Liberal Left’s opposition to the Liberal Democrats’ involvement in the coalition, as set out by here Linda Jack, is based on a number of questionable premises and an unwillingness to consider the realistic alternatives.
The group’s vice-chair, Richard Grayson, criticises what he sees as the party’s change of view on the deficit. He is wrong. Pre-election, Vince Cable’s key message on the deficit was that a judgement on the timing of austerity had to be based on economics rather than politics or ideology. On that basis, in the run up to the election, the party adopted the working assumption that cuts would start in earnest in 2011-12, with some savings made immediately as a “down payment”.
Yet by the time of the coalition negotiations the economic situation had changed. Alistair Darling was attending emergency meetings in Brussels as the threat of contagion loomed large over Europe. With one of Europe’s biggest budget deficits, Britain was in a perilous position. And it’s for this reason that the party’s judgement changed.
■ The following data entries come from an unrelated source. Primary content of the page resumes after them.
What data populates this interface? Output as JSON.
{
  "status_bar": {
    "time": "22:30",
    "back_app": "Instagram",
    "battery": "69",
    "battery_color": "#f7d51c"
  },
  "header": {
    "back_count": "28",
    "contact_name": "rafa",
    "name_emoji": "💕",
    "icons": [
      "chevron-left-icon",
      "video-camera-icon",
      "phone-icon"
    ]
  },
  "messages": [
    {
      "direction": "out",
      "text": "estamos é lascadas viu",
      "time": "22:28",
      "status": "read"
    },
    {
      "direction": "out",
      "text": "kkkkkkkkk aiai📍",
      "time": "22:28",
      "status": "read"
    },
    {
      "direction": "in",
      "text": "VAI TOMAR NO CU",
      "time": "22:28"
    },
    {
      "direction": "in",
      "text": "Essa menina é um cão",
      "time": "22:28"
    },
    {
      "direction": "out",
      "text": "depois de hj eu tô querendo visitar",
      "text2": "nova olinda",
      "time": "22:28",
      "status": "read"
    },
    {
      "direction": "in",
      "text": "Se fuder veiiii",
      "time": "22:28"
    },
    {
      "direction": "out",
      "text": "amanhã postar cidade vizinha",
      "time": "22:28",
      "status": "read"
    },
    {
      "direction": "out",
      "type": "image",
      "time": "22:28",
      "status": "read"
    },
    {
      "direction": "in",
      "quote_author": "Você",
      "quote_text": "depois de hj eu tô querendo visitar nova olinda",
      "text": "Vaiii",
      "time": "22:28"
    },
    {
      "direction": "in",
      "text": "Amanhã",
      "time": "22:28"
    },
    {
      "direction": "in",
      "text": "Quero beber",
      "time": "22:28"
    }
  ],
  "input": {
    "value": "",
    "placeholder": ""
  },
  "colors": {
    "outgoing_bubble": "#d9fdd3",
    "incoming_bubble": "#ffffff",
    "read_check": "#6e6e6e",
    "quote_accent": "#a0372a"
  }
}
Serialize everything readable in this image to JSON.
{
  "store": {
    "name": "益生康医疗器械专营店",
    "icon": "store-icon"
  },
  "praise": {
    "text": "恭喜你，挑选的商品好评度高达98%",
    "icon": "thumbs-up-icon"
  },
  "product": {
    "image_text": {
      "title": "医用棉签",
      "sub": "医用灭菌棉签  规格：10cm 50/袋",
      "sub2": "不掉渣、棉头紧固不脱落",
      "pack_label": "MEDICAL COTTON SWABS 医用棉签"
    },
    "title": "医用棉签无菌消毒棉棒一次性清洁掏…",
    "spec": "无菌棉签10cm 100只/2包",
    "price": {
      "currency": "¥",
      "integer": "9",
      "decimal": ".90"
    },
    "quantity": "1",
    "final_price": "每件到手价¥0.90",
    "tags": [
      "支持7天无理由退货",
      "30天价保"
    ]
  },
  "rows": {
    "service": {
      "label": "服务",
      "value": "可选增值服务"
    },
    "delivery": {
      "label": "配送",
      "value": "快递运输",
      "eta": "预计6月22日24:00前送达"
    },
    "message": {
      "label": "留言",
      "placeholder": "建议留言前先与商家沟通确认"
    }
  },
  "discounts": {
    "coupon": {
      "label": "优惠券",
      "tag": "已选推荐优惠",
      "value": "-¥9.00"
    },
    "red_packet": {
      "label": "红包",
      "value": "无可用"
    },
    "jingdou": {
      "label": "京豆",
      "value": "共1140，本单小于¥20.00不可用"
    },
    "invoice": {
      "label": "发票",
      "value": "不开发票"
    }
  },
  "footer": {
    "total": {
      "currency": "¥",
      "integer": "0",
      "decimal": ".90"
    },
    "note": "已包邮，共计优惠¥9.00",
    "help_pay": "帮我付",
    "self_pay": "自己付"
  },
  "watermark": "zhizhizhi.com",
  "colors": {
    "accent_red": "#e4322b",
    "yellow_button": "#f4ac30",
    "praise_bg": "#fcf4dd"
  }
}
And in my view we’ve been proved right – yes, the economy might be growing more slowly than we would like, but the deficit is coming down and we avoided being caught in the centre of the fiscal crisis that spread through Europe.
And there is a more compelling reason why Liberal Left are wrong to oppose our involvement in the coalition: the alternatives would have been much, much worse.
A coalition with Labour and a number of the smaller parties in Parliament was never a serious proposition, both because of the numerical difficulties and because of Labour’s intransigence. In hindsight it’s clear that most in the Labour party weren’t interested in joining a coalition. They’d rather be in opposition.
A confidence and supply arrangement was another option, but in my view those who think this would have been better for either the country or the Lib Dems are mistaken; it would have all the downsides of coalition with few of the benefits.
That left only a coalition or a minority Tory administration. Within weeks of forming a minority government, George Osborne would have produced the most populist, tax-cutting budget imaginable and, when it failed to get through the Commons, David Cameron would have visited Her Majesty, Parliament would have been dissolved and a new general election – probably in autumn 2010 – would have ensued. And at this point, both Labour and the Tories would have had one message: “it’s time for you to vote for one of us – the Lib Dems have rejected the option of power”. The Lib Dems would have been squeezed like never before; every marginal – virtually every Lib Dem seat – would be vulnerable. We’d have been reduced to a miniscule Parliamentary Party.
And the Tories would have got their majority. Even the most anti-coalition of Lib Dems can’t seriously say that that would have been a preferable option.
The combination of being in government and being members of a truly democratic party leaves Lib Dem members with an immense amount of influence. We should use it as best we can to make this government is fair and as liberal as possible – not blindly supporting but constructively engaging, working with Lib Dem ministers, who we know to be honest, caring liberals, to achieve as much as possible.
We won’t always get our own way, as we shouldn’t as a party that received 22 per cent of the vote and fewer than one in ten seats in the Commons at the last election. But we are punching above our weight to implement hundreds of long-standing party policies.
Going into coalition was the best option for the Liberal Democrats and for the country, and the arguments why remain just as compelling today as they did on 11 May 2010. Party members must concentrate on making it work, for the country and for the party. Opposing from the sidelines is no solution at all.
Nick Thornsby is a Liberal Democrat member and activist. His own blog can be found here